iii. Ignores psychology
1. Not everyone is 100% motivated by money
2. Spite, affection, sentiment
3. People don’t always act rationally/logically
4. “Entitlement effects” – people feel worse about losing something that people feel better about acquiring it.
iv. “Externalities” ignored
1. local (Billboards)
2. big picture (factories/jobs/pollution)
Calebresi & Melamed
Assignmet of Entitlement & How It is Protected
Property Rule: Only the party with the initial property right can agree to sell it.
Liability Rule: Entitlement holder can be forced to give up property right with a 3rd party determination of equity.
Inalienability: Something that cannot be transferred. (ex. organs)
Under Rule 1, π could enjoin a neighbor to prevent construction of a dam.
Under Rule 2 (liability regime), the π could NOT enjoin the dam, bout would receive damages after it was built.
Under Rule 3, a developer can do whatever. P’s only option is to bargain, and the costs will be high.
Rule 4: least used. P can stop the dam with an injunction, but then D is owed damages.
i. Advantages of Liability Rules
1. Avoids hold-out problems.
ii. Advantages of Property Rules
1. Clear entitlements
2. Reduced administrative costs
3. Can protect interests which are subjective
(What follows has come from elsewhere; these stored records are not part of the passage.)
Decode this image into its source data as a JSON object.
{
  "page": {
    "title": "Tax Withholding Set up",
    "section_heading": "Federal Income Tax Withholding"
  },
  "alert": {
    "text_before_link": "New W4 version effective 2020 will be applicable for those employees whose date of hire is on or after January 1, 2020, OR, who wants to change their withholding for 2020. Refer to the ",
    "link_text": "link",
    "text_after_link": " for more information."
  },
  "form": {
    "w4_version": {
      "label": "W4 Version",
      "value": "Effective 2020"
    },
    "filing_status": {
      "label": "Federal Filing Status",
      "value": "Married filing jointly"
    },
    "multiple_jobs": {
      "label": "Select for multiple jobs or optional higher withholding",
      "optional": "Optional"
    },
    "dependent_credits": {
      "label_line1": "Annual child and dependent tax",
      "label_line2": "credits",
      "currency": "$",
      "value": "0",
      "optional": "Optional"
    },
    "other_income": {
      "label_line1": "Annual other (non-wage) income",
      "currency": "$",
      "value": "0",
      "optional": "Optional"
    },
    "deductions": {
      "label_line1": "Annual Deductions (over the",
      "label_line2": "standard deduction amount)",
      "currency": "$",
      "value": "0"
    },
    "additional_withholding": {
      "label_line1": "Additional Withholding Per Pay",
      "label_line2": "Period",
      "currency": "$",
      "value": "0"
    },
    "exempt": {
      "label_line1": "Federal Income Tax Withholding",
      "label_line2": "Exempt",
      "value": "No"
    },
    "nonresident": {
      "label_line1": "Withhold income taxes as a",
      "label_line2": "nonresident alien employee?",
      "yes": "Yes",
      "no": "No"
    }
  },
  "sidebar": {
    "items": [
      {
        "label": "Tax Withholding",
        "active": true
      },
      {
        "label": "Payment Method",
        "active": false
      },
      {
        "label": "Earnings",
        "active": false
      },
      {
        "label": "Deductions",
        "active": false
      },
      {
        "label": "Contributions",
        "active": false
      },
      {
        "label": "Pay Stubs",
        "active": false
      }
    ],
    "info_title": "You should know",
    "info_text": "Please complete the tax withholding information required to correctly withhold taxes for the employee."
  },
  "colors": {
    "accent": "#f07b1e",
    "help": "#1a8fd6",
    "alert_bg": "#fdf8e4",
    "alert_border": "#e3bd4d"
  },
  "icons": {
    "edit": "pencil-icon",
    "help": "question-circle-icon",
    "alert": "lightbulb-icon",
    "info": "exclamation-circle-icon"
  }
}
Ex poste/ex ante
i. With enough knowledge, an ex ante bargaining position can under a different property regime (property/liability)
ii. In a Coasian world, the theory is that the result should be the same. However, see page…
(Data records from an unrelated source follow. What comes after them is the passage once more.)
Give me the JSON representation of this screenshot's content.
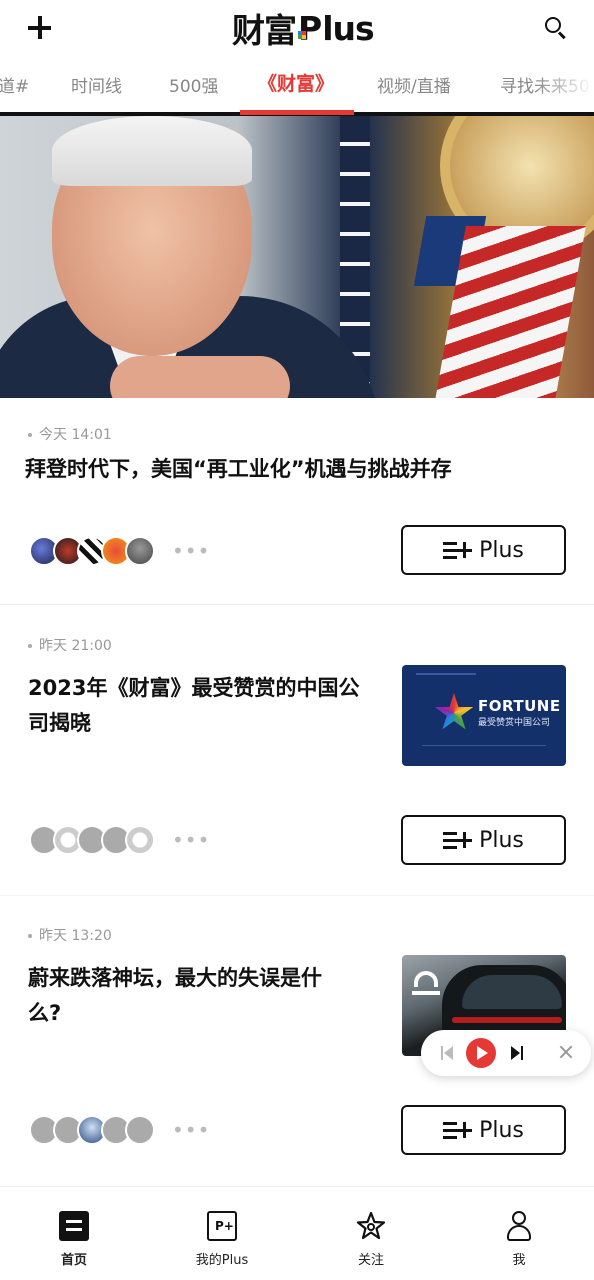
{
  "header": {
    "logo_cn": "财富",
    "logo_p": "P",
    "logo_lus": "lus"
  },
  "tabs": [
    "道#",
    "时间线",
    "500强",
    "《财富》",
    "视频/直播",
    "寻找未来50"
  ],
  "active_tab": "《财富》",
  "articles": [
    {
      "time": "今天 14:01",
      "title": "拜登时代下，美国“再工业化”机遇与挑战并存",
      "plus_label": "Plus"
    },
    {
      "time": "昨天 21:00",
      "title_line1": "2023年《财富》最受赞赏的中国公",
      "title_line2": "司揭晓",
      "plus_label": "Plus",
      "thumb_brand": "FORTUNE",
      "thumb_sub": "最受赞赏中国公司"
    },
    {
      "time": "昨天 13:20",
      "title_line1": "蔚来跌落神坛，最大的失误是什",
      "title_line2": "么?",
      "plus_label": "Plus"
    }
  ],
  "bottom_nav": [
    {
      "label": "首页",
      "icon": "home-icon"
    },
    {
      "label": "我的Plus",
      "icon": "my-plus-icon"
    },
    {
      "label": "关注",
      "icon": "star-icon"
    },
    {
      "label": "我",
      "icon": "profile-icon"
    }
  ],
  "colors": {
    "accent": "#e53935",
    "text": "#111111",
    "muted": "#999999"
  }
}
5 methods of acquisition of (unowned) property, examples:
1. By owning the land on which the thing exists.
2. By signaling, posting a sign signifying ownership.
3. Investing labor in the thing.
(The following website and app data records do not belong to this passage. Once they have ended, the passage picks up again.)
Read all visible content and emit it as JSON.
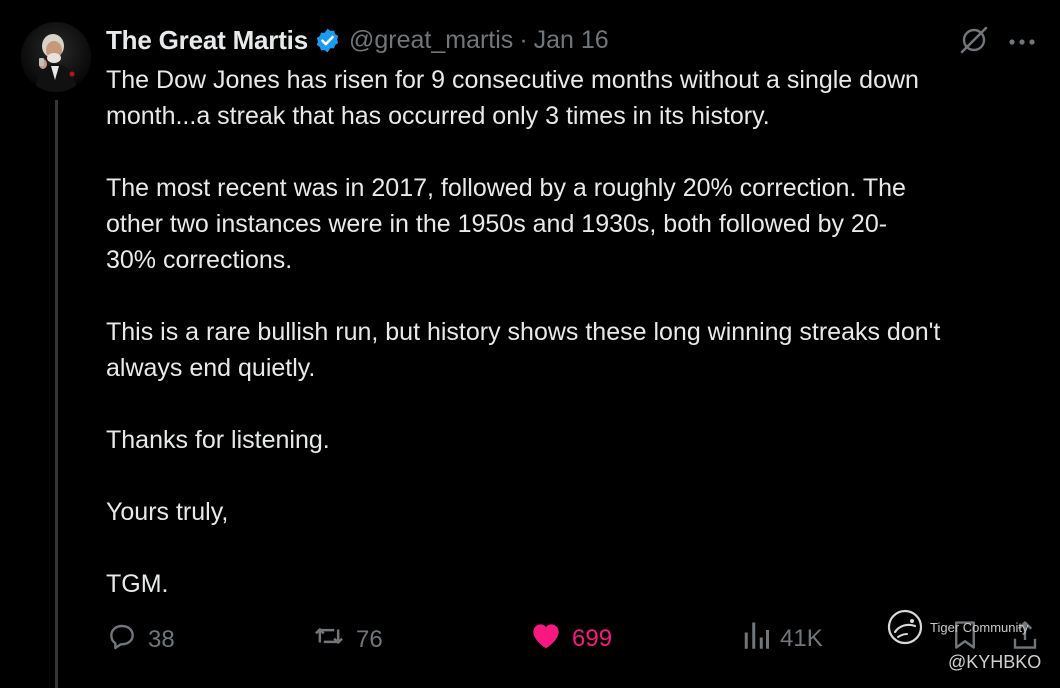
{
  "author": {
    "display_name": "The Great Martis",
    "handle": "@great_martis",
    "separator": "·",
    "date": "Jan 16",
    "avatar_icon": "portrait-avatar",
    "verified_icon": "verified-badge-icon",
    "verified_color": "#1d9bf0"
  },
  "tweet": {
    "text": "The Dow Jones has risen for 9 consecutive months without a single down\nmonth...a streak that has occurred only 3 times in its history.\n\nThe most recent was in 2017, followed by a roughly 20% correction. The\nother two instances were in the 1950s and 1930s, both followed by 20-\n30% corrections.\n\nThis is a rare bullish run, but history shows these long winning streaks don't\nalways end quietly.\n\nThanks for listening.\n\nYours truly,\n\nTGM."
  },
  "actions": {
    "replies": "38",
    "reposts": "76",
    "likes": "699",
    "views": "41K",
    "like_color": "#f91880"
  },
  "watermark": {
    "brand": "Tiger Community",
    "handle": "@KYHBKO"
  }
}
a. Locke: Mixing labor with a thing is the strongest claim of ownership
4. In wild animals, by killing or wounding it.
1. First Possession
a. Pierson v. Post p. 81
a. Under common law, wounding the animal wou
Accession [p. 165]
Common law > If you own something intimately related to another thing, than that thing is yours.
i. Examples: cattle offspring, fruit from trees.
Intellectual Property (mostly federal law, real property mostly state law).
1. Needs to be new, useful, and non-obvious.
2. Genes may be patented if they’re designed or engineered.
3. Anti-commons theory.
1. Anything fixed in a tangible medium.
2. No formal registration, on-line, $35.
3. Proves an original work.
Incentive for discovery, commercialization, and innovation.
Principles of All Property applied to IP
i. Privilege to Use
1. Patents do not necessarily convey the privilege to use it if it needs FDA approval, or requires an existing patented object. Pharmaceutical patents expire in 10 years.
2. Copyright does not necessarily prevent the use, only copying. Good for life of author +7 years.
3. Trademarks go away if not in use.
ii. Right to Exclude
1. Patents – Prevent manufacture (or sale).
2. Copyright – prevents copy or performance.
iii. Right to Transfer
1. Most transfer rights are found in IP.
2. IP rights are usually non-rival, consumption of the property does not diminish the value.
International News Service v. Associated Press [p.135]
i. INS was cherry-picking AP’s stories off the wires, selling it on the coasts.
ii. Ct. finds that the news is public domain, and was no longer protected by copyright when it was.
1. At the time, copyright required registration.
iii. Creates a quasi-property right in the news, limited to distribution & making a profit on the story, afterwards the right disappears.
1. Court seeking to reward the AP for gathering news, by creating a legal fiction? (quasi-property)
2. Holmes dissent: more bright-line rule: requiring acknowledgement of the source and a ban on publishing for a number of hours after it is released.
3. Brandeis dissent: Doesn’t care about labor, doesn’t like “quasi-property”. Wants to punt to legislature.
Int’l News was a pre-Erie case, using federal common law on